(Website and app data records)
--- START ---
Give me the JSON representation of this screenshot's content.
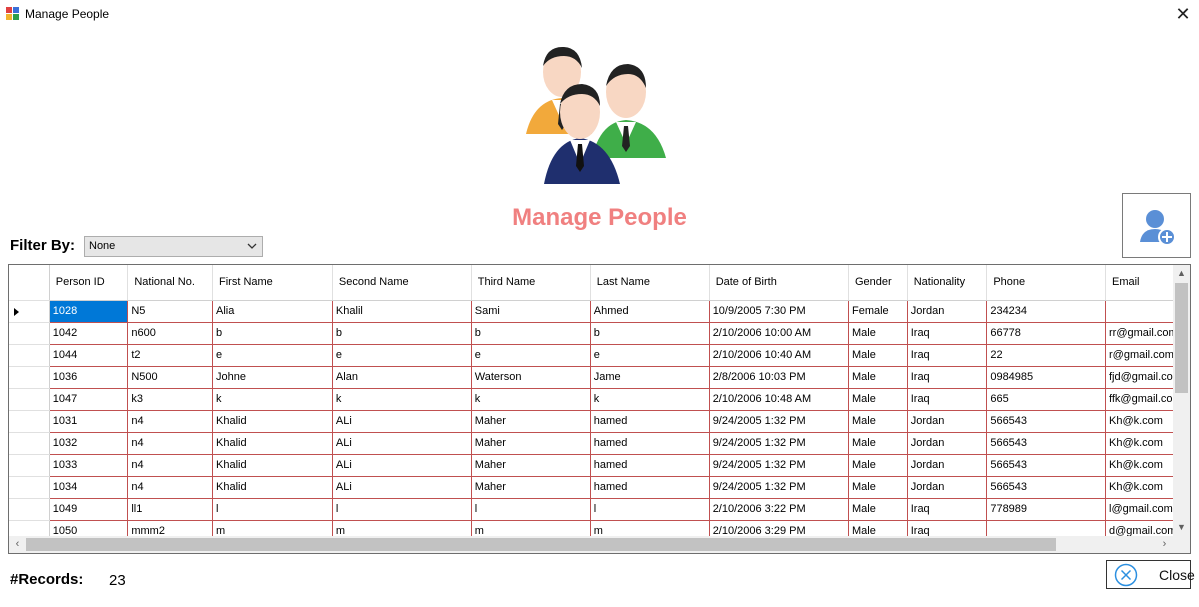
{
  "window": {
    "title": "Manage People",
    "close_glyph": "✕"
  },
  "header": {
    "title": "Manage People",
    "image_icon": "people-group-icon"
  },
  "add_person_button": {
    "icon": "add-person-icon"
  },
  "filter": {
    "label": "Filter By:",
    "selected": "None"
  },
  "grid": {
    "columns": [
      "Person ID",
      "National No.",
      "First Name",
      "Second Name",
      "Third Name",
      "Last Name",
      "Date of Birth",
      "Gender",
      "Nationality",
      "Phone",
      "Email"
    ],
    "rows": [
      [
        "1028",
        "N5",
        "Alia",
        "Khalil",
        "Sami",
        "Ahmed",
        "10/9/2005 7:30 PM",
        "Female",
        "Jordan",
        "234234",
        ""
      ],
      [
        "1042",
        "n600",
        "b",
        "b",
        "b",
        "b",
        "2/10/2006 10:00 AM",
        "Male",
        "Iraq",
        "66778",
        "rr@gmail.com"
      ],
      [
        "1044",
        "t2",
        "e",
        "e",
        "e",
        "e",
        "2/10/2006 10:40 AM",
        "Male",
        "Iraq",
        "22",
        "r@gmail.com"
      ],
      [
        "1036",
        "N500",
        "Johne",
        "Alan",
        "Waterson",
        "Jame",
        "2/8/2006 10:03 PM",
        "Male",
        "Iraq",
        "0984985",
        "fjd@gmail.com"
      ],
      [
        "1047",
        "k3",
        "k",
        "k",
        "k",
        "k",
        "2/10/2006 10:48 AM",
        "Male",
        "Iraq",
        "665",
        "ffk@gmail.com"
      ],
      [
        "1031",
        "n4",
        "Khalid",
        "ALi",
        "Maher",
        "hamed",
        "9/24/2005 1:32 PM",
        "Male",
        "Jordan",
        "566543",
        "Kh@k.com"
      ],
      [
        "1032",
        "n4",
        "Khalid",
        "ALi",
        "Maher",
        "hamed",
        "9/24/2005 1:32 PM",
        "Male",
        "Jordan",
        "566543",
        "Kh@k.com"
      ],
      [
        "1033",
        "n4",
        "Khalid",
        "ALi",
        "Maher",
        "hamed",
        "9/24/2005 1:32 PM",
        "Male",
        "Jordan",
        "566543",
        "Kh@k.com"
      ],
      [
        "1034",
        "n4",
        "Khalid",
        "ALi",
        "Maher",
        "hamed",
        "9/24/2005 1:32 PM",
        "Male",
        "Jordan",
        "566543",
        "Kh@k.com"
      ],
      [
        "1049",
        "ll1",
        "l",
        "l",
        "l",
        "l",
        "2/10/2006 3:22 PM",
        "Male",
        "Iraq",
        "778989",
        "l@gmail.com"
      ],
      [
        "1050",
        "mmm2",
        "m",
        "m",
        "m",
        "m",
        "2/10/2006 3:29 PM",
        "Male",
        "Iraq",
        "",
        "d@gmail.com"
      ]
    ],
    "selected_row": 0
  },
  "footer": {
    "records_label": "#Records:",
    "records_count": "23",
    "close_label": "Close",
    "close_icon": "close-circle-icon"
  },
  "colors": {
    "title_accent": "#f08080",
    "grid_line": "#c05050",
    "selection": "#0078d7"
  }
}
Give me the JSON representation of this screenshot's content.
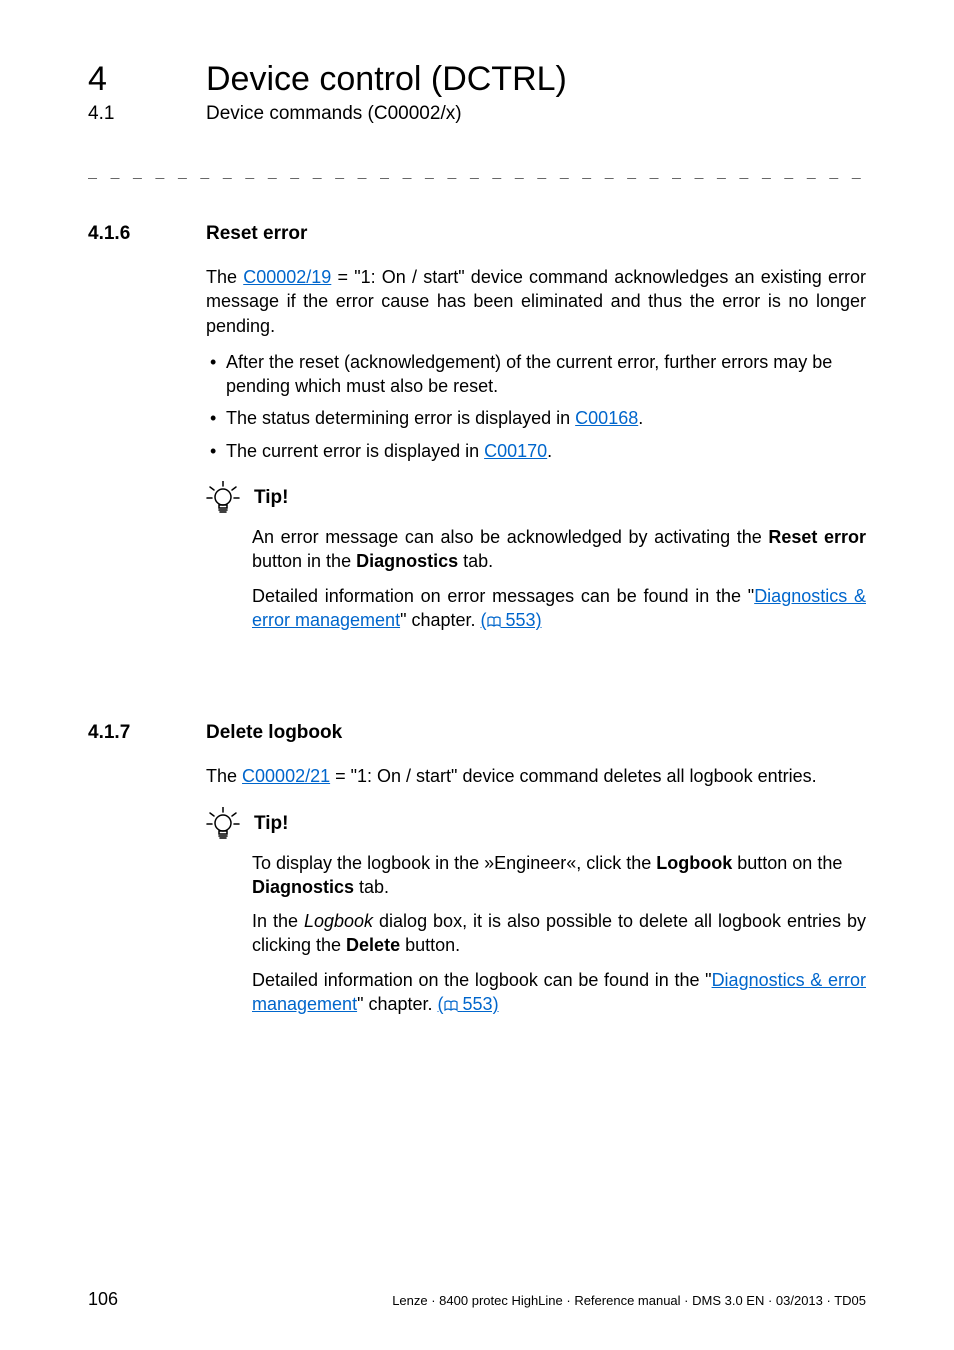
{
  "header": {
    "num": "4",
    "title": "Device control (DCTRL)"
  },
  "subheader": {
    "num": "4.1",
    "title": "Device commands (C00002/x)"
  },
  "dashline": "_ _ _ _ _ _ _ _ _ _ _ _ _ _ _ _ _ _ _ _ _ _ _ _ _ _ _ _ _ _ _ _ _ _ _ _ _ _ _ _ _ _ _ _ _ _ _ _ _ _ _ _ _ _ _ _ _ _ _ _ _ _ _ _",
  "sections": {
    "s1": {
      "num": "4.1.6",
      "title": "Reset error",
      "para1_a": "The ",
      "para1_link": "C00002/19",
      "para1_b": " = \"1: On / start\" device command acknowledges an existing error message if the error cause has been eliminated and thus the error is no longer pending.",
      "bullets": {
        "b1": "After the reset (acknowledgement) of the current error, further errors may be pending which must also be reset.",
        "b2_a": "The status determining error is displayed in ",
        "b2_link": "C00168",
        "b2_b": ".",
        "b3_a": "The current error is displayed in ",
        "b3_link": "C00170",
        "b3_b": "."
      },
      "tip": {
        "label": "Tip!",
        "p1_a": "An error message can also be acknowledged by activating the ",
        "p1_bold": "Reset error",
        "p1_b": " button in the ",
        "p1_bold2": "Diagnostics",
        "p1_c": " tab.",
        "p2_a": "Detailed information on error messages can be found in the \"",
        "p2_link": "Diagnostics & error management",
        "p2_b": "\" chapter. ",
        "p2_ref": "553)"
      }
    },
    "s2": {
      "num": "4.1.7",
      "title": "Delete logbook",
      "para1_a": "The ",
      "para1_link": "C00002/21",
      "para1_b": " = \"1: On / start\" device command deletes all logbook entries.",
      "tip": {
        "label": "Tip!",
        "p1_a": "To display the logbook in the »Engineer«, click the ",
        "p1_bold": "Logbook",
        "p1_b": " button on the ",
        "p1_bold2": "Diagnostics",
        "p1_c": " tab.",
        "p2_a": "In the ",
        "p2_italic": "Logbook",
        "p2_b": " dialog box, it is also possible to delete all logbook entries by clicking the ",
        "p2_bold": "Delete",
        "p2_c": " button.",
        "p3_a": "Detailed information on the logbook can be found in the \"",
        "p3_link": "Diagnostics & error management",
        "p3_b": "\" chapter. ",
        "p3_ref": "553)"
      }
    }
  },
  "footer": {
    "page": "106",
    "text": "Lenze · 8400 protec HighLine · Reference manual · DMS 3.0 EN · 03/2013 · TD05"
  }
}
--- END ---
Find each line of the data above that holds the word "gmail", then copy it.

        "rr@gmail.com"
        "r@gmail.com"
        "fjd@gmail.com"
        "ffk@gmail.com"
        "l@gmail.com"
        "d@gmail.com"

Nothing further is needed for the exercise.